Jacqueline Briggs Martin has published 16 books for children. Her picture book biography of a self taught scientist–SNOWFLAKE BENTLEY, illustrated by Mary Azarian, (Houghton Mifflin, 1998), was awarded the 1999 Caldecott medal by the American Library Association. THE LAMP, THE ICE, AND THE BOAT CALLED FISH, Houghton Mifflin, 2001) was named an ALA Notable Book. ON SAND ISLAND (Houghton Mifflin, 2003) was named to Publishers Weekly’s “Best Books of the Year” list.  Her most recent book FARMER WILL ALLEN AND THE GROWING TABLE (Readers to Eaters Press, 2013) was named a Notable Book by the ALA.  This fall Readers to Eaters will publish a picture book biography of Alice Waters—ALICE WATERS AND THE TRIP TO DELICIOUS.

Jacqueline Briggs Martin and her husband Richard live in Mount Vernon, Iowa.


Swoop and Peek

I don't usually work outdoors, especially when I'm deep into a rewrite, as I am now on the third Button book. But it's January, I'm just back from Iowa, and while much of the nation is in a deep freeze, it hit 75 degrees in Monterey. I felt a responsibility to appreciate the day fully. Thought I could pull up a quiet spot of beach and write undisturbed. But there are critics everywhere. 


She gave me her opinion in no uncertain terms. I'll work at home from now on.  


Tiny Collections

I'm on a virtual trip to New Zealand this month as Christchurch Library's Star Author. What fun to connect with readers and writers on another Pacific shore. This week's topic is tiny collections: things writers anywhere, with any amount of space, can collect. Find links to the other entries on this page's Guest Blogs sidebar. 
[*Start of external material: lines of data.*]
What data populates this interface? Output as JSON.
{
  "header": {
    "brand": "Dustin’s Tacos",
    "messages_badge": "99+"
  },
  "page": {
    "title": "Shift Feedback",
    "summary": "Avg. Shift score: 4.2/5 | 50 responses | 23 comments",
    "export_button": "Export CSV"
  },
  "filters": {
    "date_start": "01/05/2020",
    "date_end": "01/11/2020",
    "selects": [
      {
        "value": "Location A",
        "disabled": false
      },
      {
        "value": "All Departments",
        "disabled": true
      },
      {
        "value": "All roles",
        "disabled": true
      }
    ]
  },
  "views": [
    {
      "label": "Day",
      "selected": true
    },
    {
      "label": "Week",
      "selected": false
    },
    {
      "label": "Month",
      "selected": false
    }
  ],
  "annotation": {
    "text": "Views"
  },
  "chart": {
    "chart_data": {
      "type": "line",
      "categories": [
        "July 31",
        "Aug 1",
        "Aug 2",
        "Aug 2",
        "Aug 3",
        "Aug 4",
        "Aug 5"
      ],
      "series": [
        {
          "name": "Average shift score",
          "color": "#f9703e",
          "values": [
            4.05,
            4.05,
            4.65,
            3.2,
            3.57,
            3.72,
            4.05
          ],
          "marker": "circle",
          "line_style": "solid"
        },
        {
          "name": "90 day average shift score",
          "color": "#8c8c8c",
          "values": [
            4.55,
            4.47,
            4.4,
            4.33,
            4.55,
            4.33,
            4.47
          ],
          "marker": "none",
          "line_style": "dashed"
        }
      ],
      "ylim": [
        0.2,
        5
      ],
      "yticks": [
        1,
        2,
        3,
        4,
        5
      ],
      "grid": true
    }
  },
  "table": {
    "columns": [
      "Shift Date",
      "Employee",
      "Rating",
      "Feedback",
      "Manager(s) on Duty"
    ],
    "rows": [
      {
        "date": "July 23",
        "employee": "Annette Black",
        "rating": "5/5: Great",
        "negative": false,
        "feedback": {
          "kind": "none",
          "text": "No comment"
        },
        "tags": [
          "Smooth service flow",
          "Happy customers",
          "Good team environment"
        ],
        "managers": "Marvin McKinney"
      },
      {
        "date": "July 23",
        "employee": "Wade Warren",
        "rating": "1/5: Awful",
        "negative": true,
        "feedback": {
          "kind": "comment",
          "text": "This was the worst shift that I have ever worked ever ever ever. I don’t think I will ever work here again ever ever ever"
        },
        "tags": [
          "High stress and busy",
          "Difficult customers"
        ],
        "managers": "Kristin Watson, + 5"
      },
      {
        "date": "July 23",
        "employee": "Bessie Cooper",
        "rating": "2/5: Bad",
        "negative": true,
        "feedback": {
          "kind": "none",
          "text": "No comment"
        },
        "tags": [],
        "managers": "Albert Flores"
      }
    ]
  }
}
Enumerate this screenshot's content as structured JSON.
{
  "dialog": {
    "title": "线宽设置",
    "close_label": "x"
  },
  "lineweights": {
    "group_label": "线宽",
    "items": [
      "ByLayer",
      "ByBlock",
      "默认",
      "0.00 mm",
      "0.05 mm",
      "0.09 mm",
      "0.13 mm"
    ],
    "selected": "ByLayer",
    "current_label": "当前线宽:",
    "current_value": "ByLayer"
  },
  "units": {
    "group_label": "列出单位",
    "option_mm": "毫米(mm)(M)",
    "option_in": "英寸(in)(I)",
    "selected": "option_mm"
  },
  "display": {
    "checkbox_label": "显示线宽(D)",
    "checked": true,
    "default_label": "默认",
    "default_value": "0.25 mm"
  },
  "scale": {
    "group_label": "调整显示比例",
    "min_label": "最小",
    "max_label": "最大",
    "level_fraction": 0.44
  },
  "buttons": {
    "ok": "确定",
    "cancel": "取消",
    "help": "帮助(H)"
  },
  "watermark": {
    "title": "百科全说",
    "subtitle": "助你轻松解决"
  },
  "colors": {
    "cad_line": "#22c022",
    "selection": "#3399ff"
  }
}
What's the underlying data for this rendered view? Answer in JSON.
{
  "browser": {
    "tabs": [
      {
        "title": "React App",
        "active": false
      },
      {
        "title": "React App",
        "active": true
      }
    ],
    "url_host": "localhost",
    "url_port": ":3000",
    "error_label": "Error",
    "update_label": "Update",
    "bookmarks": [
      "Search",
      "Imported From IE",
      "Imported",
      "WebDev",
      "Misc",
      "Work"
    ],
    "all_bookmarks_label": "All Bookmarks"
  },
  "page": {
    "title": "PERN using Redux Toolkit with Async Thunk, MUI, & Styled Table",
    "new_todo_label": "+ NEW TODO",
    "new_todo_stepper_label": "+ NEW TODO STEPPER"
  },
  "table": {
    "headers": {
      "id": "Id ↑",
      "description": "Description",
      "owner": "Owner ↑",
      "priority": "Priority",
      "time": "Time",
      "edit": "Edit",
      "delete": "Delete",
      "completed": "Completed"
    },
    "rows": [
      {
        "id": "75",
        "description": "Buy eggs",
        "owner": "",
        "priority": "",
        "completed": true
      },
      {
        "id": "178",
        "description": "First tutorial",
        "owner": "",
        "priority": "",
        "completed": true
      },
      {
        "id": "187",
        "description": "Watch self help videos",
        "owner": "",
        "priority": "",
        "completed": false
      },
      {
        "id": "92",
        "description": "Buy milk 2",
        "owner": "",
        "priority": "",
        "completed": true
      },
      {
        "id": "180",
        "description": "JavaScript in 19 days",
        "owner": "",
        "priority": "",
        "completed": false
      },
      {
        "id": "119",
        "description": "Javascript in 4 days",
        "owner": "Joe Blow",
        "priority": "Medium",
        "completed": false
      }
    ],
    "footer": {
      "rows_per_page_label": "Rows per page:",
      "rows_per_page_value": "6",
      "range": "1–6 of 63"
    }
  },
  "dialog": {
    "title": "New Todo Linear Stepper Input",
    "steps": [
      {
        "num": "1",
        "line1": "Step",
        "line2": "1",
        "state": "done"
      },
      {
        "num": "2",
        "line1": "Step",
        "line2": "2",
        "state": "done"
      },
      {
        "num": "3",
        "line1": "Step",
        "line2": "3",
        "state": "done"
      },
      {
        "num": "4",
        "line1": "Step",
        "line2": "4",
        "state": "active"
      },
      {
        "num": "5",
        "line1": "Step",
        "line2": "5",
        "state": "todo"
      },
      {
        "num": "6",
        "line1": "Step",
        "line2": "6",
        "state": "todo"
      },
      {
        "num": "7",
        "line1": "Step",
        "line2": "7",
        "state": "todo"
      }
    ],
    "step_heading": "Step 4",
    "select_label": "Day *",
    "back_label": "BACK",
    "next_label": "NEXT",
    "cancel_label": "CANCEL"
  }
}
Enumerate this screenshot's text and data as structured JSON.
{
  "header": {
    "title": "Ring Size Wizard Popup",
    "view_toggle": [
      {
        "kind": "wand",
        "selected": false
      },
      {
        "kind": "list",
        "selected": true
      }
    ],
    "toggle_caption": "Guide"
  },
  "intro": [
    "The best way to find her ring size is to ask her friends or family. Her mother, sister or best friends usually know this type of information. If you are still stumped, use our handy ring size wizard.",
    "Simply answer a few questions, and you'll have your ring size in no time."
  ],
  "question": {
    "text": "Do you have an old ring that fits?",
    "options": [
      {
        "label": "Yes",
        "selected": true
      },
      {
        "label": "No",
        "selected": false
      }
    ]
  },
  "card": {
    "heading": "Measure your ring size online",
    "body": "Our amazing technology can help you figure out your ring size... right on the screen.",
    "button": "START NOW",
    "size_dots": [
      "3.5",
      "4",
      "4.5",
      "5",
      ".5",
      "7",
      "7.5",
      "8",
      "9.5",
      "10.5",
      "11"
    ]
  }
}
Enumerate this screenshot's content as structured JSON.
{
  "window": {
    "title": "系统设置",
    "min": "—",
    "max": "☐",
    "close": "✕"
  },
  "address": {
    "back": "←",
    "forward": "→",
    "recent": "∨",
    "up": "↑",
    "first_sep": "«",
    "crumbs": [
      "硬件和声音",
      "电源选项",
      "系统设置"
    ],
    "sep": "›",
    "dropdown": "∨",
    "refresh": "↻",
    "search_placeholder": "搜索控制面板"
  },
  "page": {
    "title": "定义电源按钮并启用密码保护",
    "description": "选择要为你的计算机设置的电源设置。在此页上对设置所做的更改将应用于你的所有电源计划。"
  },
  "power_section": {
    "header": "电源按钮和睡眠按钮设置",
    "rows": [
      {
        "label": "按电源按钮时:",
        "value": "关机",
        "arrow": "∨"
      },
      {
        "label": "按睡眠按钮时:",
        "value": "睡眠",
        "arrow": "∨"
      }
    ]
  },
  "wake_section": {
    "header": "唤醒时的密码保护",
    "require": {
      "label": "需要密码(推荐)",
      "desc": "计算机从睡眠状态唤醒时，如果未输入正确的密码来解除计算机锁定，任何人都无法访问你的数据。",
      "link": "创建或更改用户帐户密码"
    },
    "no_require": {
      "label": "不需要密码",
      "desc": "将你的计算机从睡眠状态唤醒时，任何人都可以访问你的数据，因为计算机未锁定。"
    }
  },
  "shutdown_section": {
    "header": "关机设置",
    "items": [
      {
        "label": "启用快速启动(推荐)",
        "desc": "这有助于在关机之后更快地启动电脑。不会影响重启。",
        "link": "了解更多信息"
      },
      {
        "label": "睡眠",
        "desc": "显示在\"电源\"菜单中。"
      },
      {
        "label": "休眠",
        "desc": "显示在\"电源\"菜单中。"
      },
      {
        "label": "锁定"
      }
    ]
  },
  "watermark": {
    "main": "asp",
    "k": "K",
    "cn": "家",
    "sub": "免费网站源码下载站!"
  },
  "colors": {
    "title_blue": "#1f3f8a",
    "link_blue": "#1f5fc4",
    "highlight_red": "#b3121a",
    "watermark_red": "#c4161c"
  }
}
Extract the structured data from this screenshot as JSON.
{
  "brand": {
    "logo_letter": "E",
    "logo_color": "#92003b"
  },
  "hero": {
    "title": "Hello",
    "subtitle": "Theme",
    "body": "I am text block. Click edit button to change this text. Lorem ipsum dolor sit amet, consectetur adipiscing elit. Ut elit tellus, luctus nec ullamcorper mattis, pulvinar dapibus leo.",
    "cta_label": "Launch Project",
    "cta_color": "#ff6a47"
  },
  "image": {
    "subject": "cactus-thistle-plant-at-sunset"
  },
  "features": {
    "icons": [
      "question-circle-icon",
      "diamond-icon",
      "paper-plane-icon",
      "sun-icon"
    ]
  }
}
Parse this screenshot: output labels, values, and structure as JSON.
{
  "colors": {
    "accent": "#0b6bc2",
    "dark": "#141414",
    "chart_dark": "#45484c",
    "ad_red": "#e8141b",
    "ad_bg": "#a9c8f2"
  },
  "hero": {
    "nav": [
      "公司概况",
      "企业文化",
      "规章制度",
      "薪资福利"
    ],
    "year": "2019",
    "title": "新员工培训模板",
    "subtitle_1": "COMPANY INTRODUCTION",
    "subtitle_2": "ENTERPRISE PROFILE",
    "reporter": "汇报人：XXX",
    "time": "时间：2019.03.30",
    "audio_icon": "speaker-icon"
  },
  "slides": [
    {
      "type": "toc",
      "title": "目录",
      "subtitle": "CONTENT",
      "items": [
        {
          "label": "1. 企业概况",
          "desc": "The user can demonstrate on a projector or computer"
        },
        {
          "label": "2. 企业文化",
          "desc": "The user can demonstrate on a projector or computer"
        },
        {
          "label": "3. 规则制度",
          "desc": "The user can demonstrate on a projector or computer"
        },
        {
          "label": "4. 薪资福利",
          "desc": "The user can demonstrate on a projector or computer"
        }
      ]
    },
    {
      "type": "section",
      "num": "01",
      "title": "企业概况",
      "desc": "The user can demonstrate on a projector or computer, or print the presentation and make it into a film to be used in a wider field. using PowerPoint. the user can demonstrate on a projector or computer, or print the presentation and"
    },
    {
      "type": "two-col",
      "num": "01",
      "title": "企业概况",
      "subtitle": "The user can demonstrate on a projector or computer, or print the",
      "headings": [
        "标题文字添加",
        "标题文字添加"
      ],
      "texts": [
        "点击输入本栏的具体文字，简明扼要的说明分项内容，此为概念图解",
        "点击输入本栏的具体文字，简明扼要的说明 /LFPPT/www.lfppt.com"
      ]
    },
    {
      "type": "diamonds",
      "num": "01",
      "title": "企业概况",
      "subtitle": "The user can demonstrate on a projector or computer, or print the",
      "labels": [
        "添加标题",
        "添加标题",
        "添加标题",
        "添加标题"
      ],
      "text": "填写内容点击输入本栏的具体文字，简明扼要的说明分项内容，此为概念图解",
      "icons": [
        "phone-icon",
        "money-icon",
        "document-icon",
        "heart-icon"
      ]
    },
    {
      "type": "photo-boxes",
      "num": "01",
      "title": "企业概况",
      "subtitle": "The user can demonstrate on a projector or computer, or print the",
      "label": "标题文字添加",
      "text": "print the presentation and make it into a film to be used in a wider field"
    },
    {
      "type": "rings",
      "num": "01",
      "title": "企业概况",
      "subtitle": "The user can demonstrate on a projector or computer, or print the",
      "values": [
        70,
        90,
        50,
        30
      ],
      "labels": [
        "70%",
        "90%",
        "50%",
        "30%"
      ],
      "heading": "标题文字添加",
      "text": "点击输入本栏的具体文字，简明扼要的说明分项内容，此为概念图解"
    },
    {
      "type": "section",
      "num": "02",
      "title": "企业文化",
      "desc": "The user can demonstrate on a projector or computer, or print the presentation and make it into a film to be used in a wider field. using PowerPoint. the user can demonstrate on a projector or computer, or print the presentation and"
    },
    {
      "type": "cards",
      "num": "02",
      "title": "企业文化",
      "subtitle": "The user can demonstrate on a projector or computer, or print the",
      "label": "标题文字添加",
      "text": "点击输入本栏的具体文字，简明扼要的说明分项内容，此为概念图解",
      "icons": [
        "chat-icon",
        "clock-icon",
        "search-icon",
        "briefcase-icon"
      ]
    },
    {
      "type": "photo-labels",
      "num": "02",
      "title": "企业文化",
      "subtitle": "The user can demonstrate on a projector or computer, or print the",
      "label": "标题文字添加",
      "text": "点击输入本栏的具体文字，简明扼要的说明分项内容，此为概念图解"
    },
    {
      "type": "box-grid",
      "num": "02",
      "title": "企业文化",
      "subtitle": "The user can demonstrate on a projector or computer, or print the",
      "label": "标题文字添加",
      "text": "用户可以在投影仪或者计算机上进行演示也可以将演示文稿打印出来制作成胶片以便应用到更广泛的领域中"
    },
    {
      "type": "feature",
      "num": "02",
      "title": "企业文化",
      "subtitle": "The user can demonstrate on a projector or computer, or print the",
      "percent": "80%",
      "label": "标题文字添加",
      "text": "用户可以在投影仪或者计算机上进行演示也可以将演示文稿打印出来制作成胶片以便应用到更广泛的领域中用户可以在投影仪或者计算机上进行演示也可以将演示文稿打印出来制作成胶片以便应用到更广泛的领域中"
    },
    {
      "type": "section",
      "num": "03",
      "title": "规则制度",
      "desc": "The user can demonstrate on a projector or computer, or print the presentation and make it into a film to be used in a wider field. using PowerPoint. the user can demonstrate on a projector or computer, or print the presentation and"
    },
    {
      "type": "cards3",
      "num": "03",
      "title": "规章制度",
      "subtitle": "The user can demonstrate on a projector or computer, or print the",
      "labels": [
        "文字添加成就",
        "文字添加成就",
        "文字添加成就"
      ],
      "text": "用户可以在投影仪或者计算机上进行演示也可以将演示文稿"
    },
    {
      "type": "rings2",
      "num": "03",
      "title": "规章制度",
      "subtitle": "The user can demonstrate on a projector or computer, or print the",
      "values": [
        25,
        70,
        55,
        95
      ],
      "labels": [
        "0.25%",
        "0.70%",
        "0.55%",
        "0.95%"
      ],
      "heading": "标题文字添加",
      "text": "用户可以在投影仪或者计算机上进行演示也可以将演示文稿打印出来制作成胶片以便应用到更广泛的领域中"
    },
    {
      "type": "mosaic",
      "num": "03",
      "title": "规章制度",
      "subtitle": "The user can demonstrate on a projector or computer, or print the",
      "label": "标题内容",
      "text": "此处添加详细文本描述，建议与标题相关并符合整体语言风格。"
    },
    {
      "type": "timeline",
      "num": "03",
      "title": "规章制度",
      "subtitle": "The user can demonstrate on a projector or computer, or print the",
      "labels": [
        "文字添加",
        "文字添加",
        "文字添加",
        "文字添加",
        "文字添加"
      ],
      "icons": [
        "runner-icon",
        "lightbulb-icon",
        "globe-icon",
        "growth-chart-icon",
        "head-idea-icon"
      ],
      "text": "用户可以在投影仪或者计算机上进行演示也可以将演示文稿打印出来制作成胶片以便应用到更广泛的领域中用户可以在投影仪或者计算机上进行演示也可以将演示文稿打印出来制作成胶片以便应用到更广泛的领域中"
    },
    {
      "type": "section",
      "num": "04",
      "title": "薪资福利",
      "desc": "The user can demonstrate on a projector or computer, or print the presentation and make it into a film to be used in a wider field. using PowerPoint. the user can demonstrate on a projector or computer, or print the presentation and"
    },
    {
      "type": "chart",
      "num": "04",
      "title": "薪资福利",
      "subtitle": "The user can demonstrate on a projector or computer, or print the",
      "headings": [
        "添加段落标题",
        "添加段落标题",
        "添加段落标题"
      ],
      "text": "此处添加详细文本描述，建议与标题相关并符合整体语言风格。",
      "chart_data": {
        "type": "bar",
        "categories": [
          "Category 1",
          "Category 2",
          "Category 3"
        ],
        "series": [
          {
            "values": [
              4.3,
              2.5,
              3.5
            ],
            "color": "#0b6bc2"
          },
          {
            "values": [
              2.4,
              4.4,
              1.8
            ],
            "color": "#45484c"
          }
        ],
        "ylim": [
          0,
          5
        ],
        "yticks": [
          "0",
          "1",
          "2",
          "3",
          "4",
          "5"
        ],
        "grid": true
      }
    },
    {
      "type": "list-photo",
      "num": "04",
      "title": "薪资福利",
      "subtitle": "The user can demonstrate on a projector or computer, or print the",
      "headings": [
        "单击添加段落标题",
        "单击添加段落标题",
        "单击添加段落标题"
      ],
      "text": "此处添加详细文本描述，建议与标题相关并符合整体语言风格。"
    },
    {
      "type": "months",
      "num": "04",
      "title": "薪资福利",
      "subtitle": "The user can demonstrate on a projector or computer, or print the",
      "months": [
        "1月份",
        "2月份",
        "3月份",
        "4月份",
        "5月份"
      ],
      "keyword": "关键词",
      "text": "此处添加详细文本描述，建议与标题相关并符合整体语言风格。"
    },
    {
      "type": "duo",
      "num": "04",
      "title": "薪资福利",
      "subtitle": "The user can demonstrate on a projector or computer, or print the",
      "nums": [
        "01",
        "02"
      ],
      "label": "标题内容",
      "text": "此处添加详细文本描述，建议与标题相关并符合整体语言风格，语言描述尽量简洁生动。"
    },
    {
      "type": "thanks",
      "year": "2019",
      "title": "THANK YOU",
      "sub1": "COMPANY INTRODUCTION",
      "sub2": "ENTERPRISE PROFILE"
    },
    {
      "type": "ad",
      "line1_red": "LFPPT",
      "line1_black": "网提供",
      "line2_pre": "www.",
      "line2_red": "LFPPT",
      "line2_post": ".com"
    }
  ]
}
I am a collector of small things. One of the great things about being a writer is that even a hobby like collecting can be part of the job. Do you like to write? Here are a three collections you could start for yourself.

I’ve been collecting postcards and photographs since my great aunt started sending me art postcards before I could read or write. Hundreds of postcards and photographs fit nicely in a shoebox. Read my last post to discover how collecting images inspires my writing

In elementary school I started collecting names. The smallest notebook has space for dozens of names. Characters like LeRoy Pence (Dear Papa), Harold Sylvester George Klein (Little Klein), and Verlon Leek (Button Down) were inspired by names I collected as far back as 3rd grade. Whenever you hear a name that you like the sound of, or is interesting to you, write it down.

And my favorite tiny collection? Words. I keep my words on small slips of paper in an ordinary jar. Sometimes a word just strikes my fancy and I’ll write it down: labyrinth. If I’m feeling verb-y, I’ll go to a cookbook and write down all the action words: mix, stir, whisk, sift... Sometimes I start thinking of a group of words and add a bunch at once. Recently I added words I like saying out loud: Iowa, Ohio, Maori, autumn, iota, swift, oriel, oleo.

I started collecting words with my writers group several years ago. We drew words from our word jars each time we met then each of us would write something using the same four words for our next meeting. 

Every chapter in Little Klein was written using those word jar words. Harold turns out to be sickly so I could  have his mother warm a teakettle day and night. A storm arose when I had to use the word wind. 

If you like to write, I think you’ll have as much fun as I do collecting pictures, names, and words. Better yet, grab a friend and start collecting together. Then watch your writing soar!